How Catholic schools are working to serve all students, including those with exceptional needs
I will never forget the day last spring when, in desperation, I called Seattle’s Assumption-St. Bridget School to ask if they might have room for our daughter. I’d heard they offered sequential, multisensory reading instruction that benefits all children, including those with dyslexia and other learning differences. Since transferring to ASB from the local public school, our daughter has blossomed in mind, body and spirit. During her first week as the “new kid,” she announced: “Mom, I understood everything that I heard in class today. My teacher is a lifesaver!”
I soon realized that my experience as a parent searching for the right learning environment for a “differentiated learner” was not unique. It is entwined with the hopes, fears and dreams of countless families that include children with exceptional needs.
As a result, I decided to focus my graduate studies this year on better understanding the efforts in the Archdiocese of Seattle to provide inclusive learning opportunities to all students, including those with exceptional needs. These efforts echo Pope Francis’ call to reach out to the vulnerable and marginalized, as Christ did during his earthly ministry.

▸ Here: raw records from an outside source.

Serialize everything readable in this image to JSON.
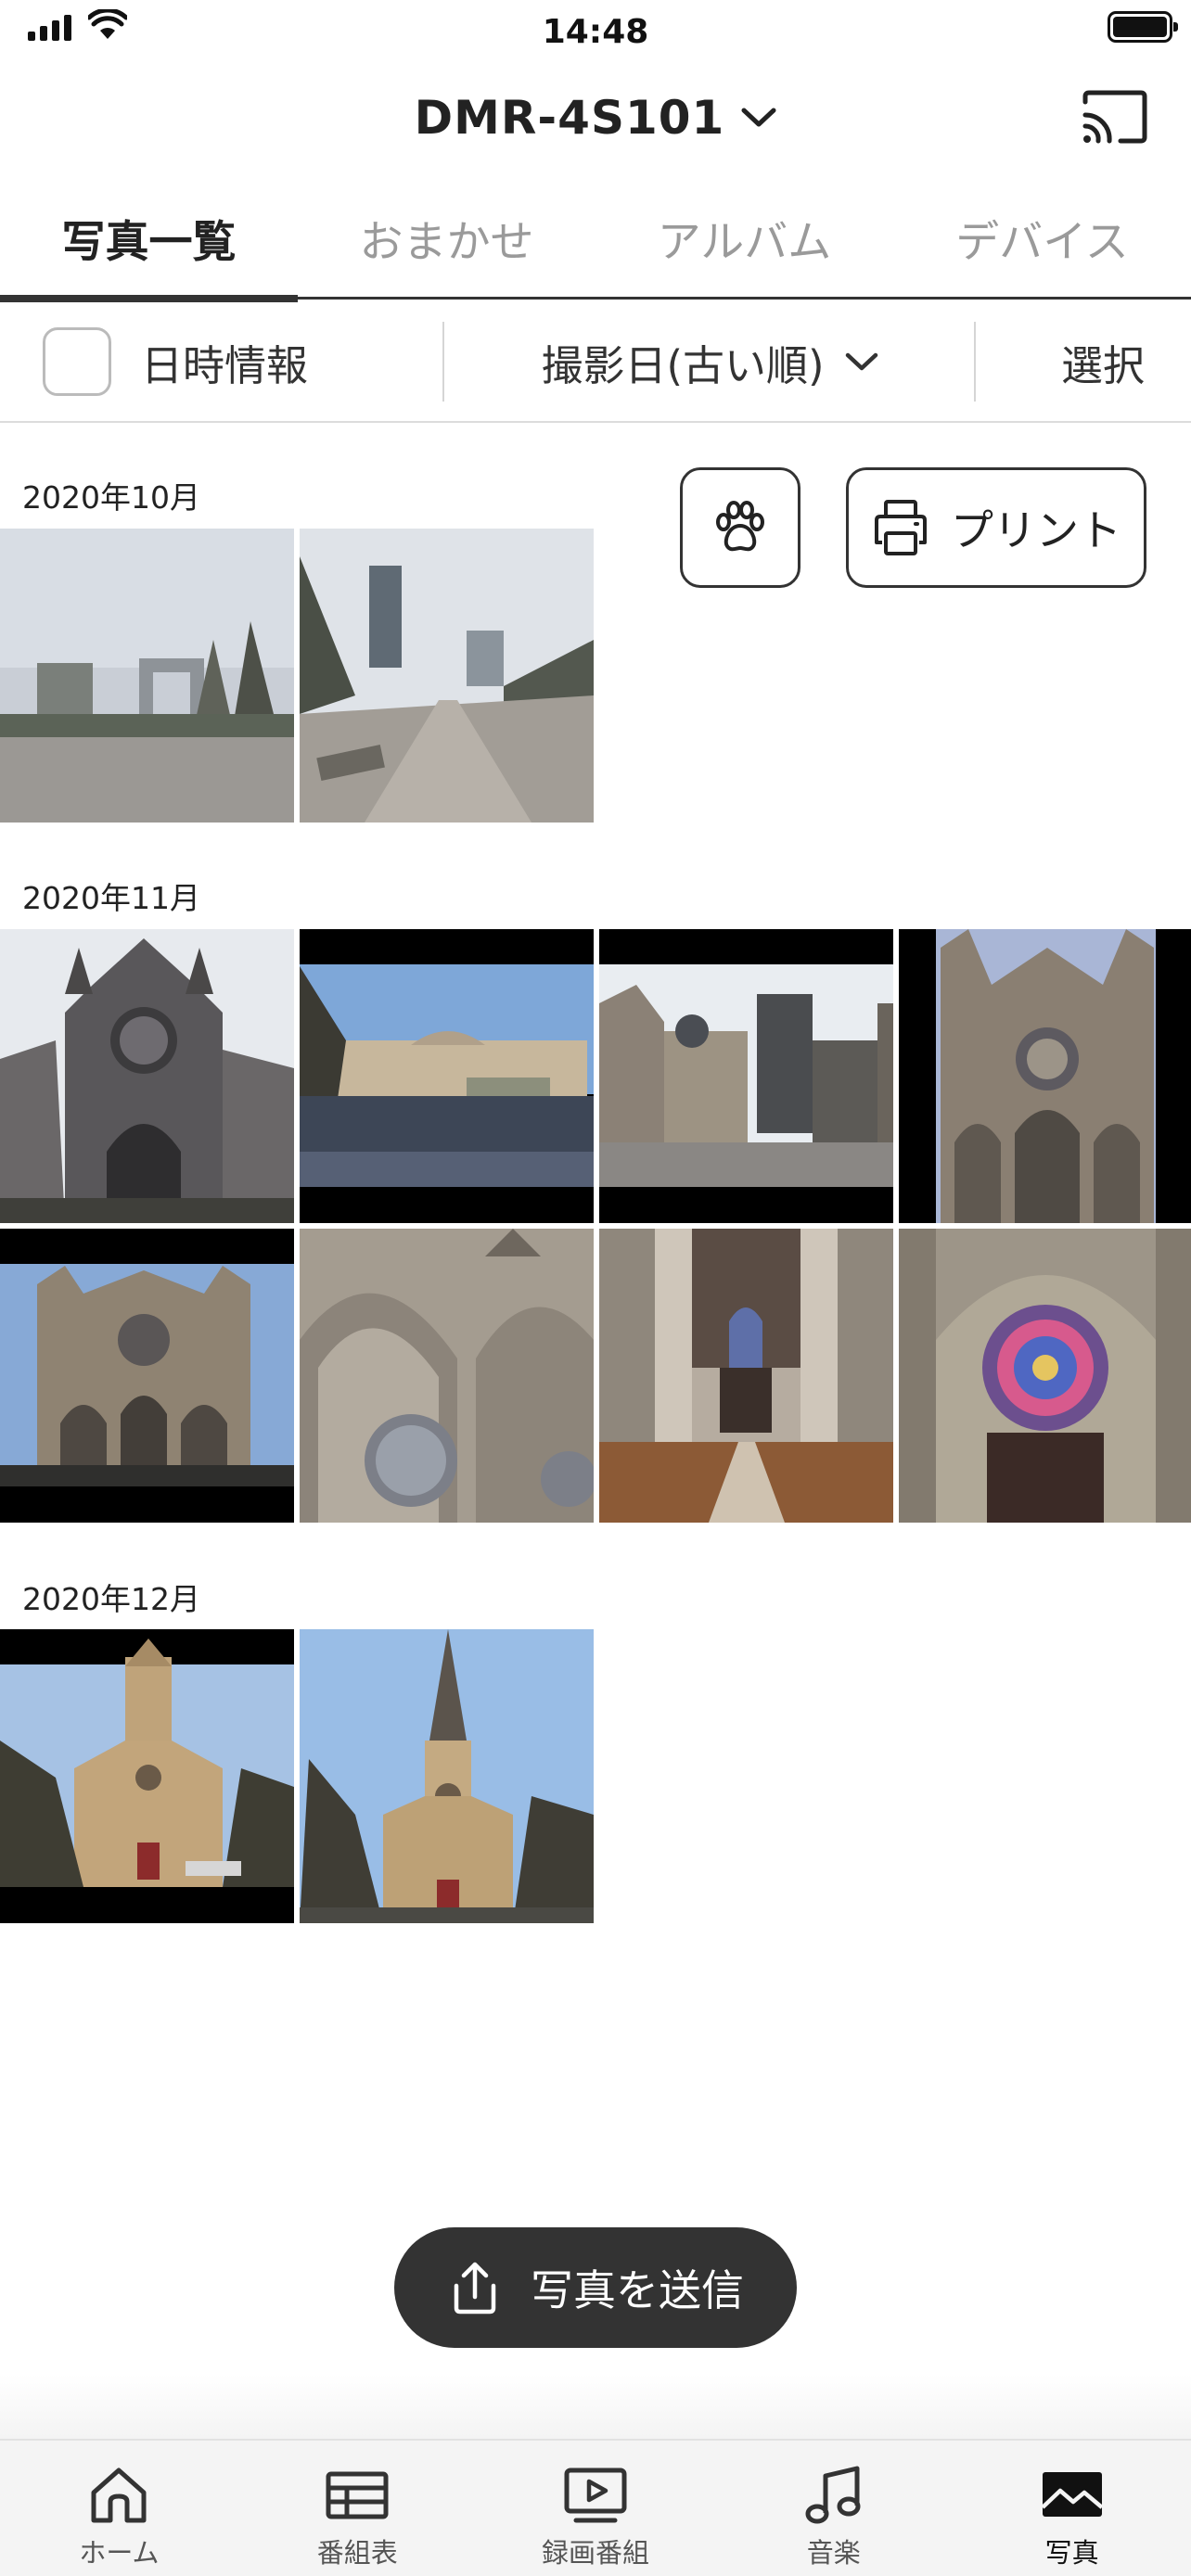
{
  "status_bar": {
    "time": "14:48"
  },
  "header": {
    "device_name": "DMR-4S101",
    "cast_icon": "cast-icon"
  },
  "tabs": [
    {
      "label": "写真一覧",
      "active": true
    },
    {
      "label": "おまかせ",
      "active": false
    },
    {
      "label": "アルバム",
      "active": false
    },
    {
      "label": "デバイス",
      "active": false
    }
  ],
  "toolbar": {
    "date_info_label": "日時情報",
    "date_info_checked": false,
    "sort_label": "撮影日(古い順)",
    "select_label": "選択"
  },
  "actions": {
    "pet_icon": "paw-icon",
    "print_label": "プリント"
  },
  "sections": [
    {
      "month": "2020年10月",
      "photo_count": 2
    },
    {
      "month": "2020年11月",
      "photo_count": 8
    },
    {
      "month": "2020年12月",
      "photo_count": 2
    }
  ],
  "send_button": {
    "label": "写真を送信"
  },
  "bottom_nav": [
    {
      "label": "ホーム",
      "icon": "home-icon",
      "active": false
    },
    {
      "label": "番組表",
      "icon": "tv-guide-icon",
      "active": false
    },
    {
      "label": "録画番組",
      "icon": "recorded-programs-icon",
      "active": false
    },
    {
      "label": "音楽",
      "icon": "music-icon",
      "active": false
    },
    {
      "label": "写真",
      "icon": "photo-icon",
      "active": true
    }
  ],
  "colors": {
    "accent": "#333333",
    "inactive_text": "#9a9a9a",
    "nav_background": "#f4f4f4"
  }
}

As part of an internship-based learning opportunity, I began a new Tuesday morning routine this school year: I drive to St. Madeleine Sophie School, check in at the main office and head to the second-grade classroom to help students with math worksheets or creative narratives. Over the next few hours, I encounter and engage with children of differing ages, backgrounds and abilities who — individually and collectively — animate this tucked-away campus in Bellevue.
The school, which has received national awards for outstanding contributions to inclusive Catholic education, serves a diverse student body ranging from exceptional learners and typically developing students to those who are English Language Learners or medically fragile. A designated Director of Inclusion Services oversees individualized support plans for families drawn from 34 ZIP codes.
But it’s the students who ultimately embody the spirit of this place — students like Grace, a vibrant second-grader with medical challenges whose mother shared that “being embraced and recognized as an important member of [this] community has really helped build her confidence and belief in what she can achieve.”
Or Agatha, a veritable sunbeam who has not let legal blindness, low muscle tone and fine motor issues slow her down. Agatha has thrived at a “school that is changing lives, one day at a time,” according to her family. Sarah Hickman, the school’s second-grade teacher, fondly describes her classroom of students as “the kingdom of heaven on earth.”
Serving academically diverse learners is increasingly a point of emphasis for the archdiocesan Office for Catholic Schools. Assistant Superintendent Sandra Barton Smith explained that Catholic schools and parishes around the archdiocese are responding “by mentoring, collaborating and networking together to design and enhance support structures that can serve all students with hope and dignity.”
Driving home on Tuesday afternoons, I’ve sometimes wondered: How will these children apply the lessons they’ve learned here — acceptance, empathy, shared life — in a world that too often dismisses the contributions of those deemed different, other, disabled?
I’ve found one answer in a message Pope Francis sent to British and Irish Catholics in 2013: “Calling to mind the teaching of St. Irenaeus that the glory of God is seen in a living human being, the Holy Father encourages all of you to let the light of that glory shine so brightly that everyone may come to recognize the inestimable value of all human life. Even the weakest and most vulnerable, the sick, the old, the unborn and the poor, are masterpieces of God’s creation, made in his own image, destined to live forever, and deserving of the utmost reverence and respect.”
For those entrusted with these masterpieces, let’s celebrate each brushstroke, and be transformed.
Julie Gunter is a member of Assumption Parish in Seattle.
Let your Catholic voice be heard
Northwest Catholic - January/February 2017